You have been selected to serve as the personal representative/executor of a Minnesota estate by a decedent. Your responsibilities will vary according to the size and complexity of the estate, but they are generally set forth in state law. An experienced estate planning and probate attorney from SchindelSegal PLLC in Minneapolis can provide the assistance you need for all your executor obligations.
What Does a Personal Representative/Executor Do?
Your duties as a personal representative/executor are basically to carry out the instructions set forth in the decedent’s last will and testament according to state law. It is important to note that there are time limitations attached to some of these duties, so assistance from a probate attorney is critical to ensure you carry out your responsibilities efficiently. These duties can include, but not be limited to, the following:
- Obtain and secure necessary documents (death certificate, insurance policies, stock certificates, deeds, tax returns, pay and benefit statements, certificates of debt, etc.)
- Apply for letters testamentary from the probate court (these are proof of your legal authority as executor of the estate and will be required by many entities)
- Provide notifications of the decedent’s death to interested parties (this includes beneficiaries, known creditors and a public notice for anyone wishing to make a claim for debts)
- Secure and appraise the value of all estate property
- Validate and settle outstanding estate debts (this may require liquidating some estate property)
- Distribute assets to beneficiaries according to the instructions in the will
- Provide a final report to the probate court and close the estate
There may be other duties required of the personal representative/executor. For example, if the decedent owned a business, or was a part owner, there may be business-related duties left to the executor. Any disputes by a beneficiary or petition to the probate court will also involve the executor.
What Should A Personal Representative/Executor NOT Do?
These are some serious mistakes you could make as the personal representative/executor of an estate, and they could make you legally responsible for some debts or other liabilities.
Do Not Ignore Any Claims from Creditors
Minnesota law allows creditors four months to submit a claim for payment to an estate. It is best to wait until this time period has expired before paying any creditors. This allows sufficient time to receive all claims and to validate each claim.
Do Not Distribute Assets to Beneficiaries Before Paying Estate Debts
Minnesota State Law stipulates that debts be paid in a certain order, and that they be paid first, before any assets are distributed to beneficiaries. Even if the estate goes broke and nothing will be left for beneficiaries (although bequests were made in the will), debts must be settled first.
Do Not Use Estate Funds for Your Own Needs
As the personal representative/executor, you are entitled to be reimbursed for any expenses you incur while carrying out your duties, but that is all. Plus, it is always best to verify these expenses with a probate attorney or the probate court and pay them as a legitimate debt from estate funds. Keep accurate records of all these verified expenditures.
Do Not Disobey Orders from the Probate Court

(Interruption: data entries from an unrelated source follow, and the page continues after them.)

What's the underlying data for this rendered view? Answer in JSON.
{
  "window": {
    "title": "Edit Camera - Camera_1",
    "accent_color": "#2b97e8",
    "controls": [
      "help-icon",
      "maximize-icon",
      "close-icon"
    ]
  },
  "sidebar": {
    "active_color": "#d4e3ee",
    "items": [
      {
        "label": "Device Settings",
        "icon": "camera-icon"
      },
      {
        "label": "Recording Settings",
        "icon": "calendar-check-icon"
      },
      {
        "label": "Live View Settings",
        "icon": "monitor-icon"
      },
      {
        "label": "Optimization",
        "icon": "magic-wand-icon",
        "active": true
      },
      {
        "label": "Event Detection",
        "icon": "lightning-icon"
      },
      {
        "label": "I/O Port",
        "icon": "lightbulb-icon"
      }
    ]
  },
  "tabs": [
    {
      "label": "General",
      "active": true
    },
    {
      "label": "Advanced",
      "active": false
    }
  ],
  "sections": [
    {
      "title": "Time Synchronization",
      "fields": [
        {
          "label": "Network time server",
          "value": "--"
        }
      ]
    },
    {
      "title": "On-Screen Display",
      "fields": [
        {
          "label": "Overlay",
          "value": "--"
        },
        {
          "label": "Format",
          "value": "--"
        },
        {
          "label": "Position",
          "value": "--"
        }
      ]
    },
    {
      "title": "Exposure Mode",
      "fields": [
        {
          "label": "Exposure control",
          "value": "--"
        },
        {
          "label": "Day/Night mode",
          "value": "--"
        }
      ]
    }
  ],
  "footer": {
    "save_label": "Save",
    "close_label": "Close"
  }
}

Although you are acting as the personal representative/executor of another person’s estate, you are acting under the authority of the probate court. Their orders supersede any requests in the will. For example, bequests to beneficiaries may have been recorded in the will. But if the estate has excessive debts, the probate court may order you to liquidate some estate assets in order to pay these debts, even though this means beneficiaries will not receive their bequests. You may wish to give away the assets, but you must follow the court orders to liquidate them and cover the debts first.
Serving as a personal representative/executor of an estate is a difficult and time-consuming job. Get the help you need with legal matters and other duties by contacting SchindelSegal PLLC today. We can help you carry out this role with accuracy and integrity.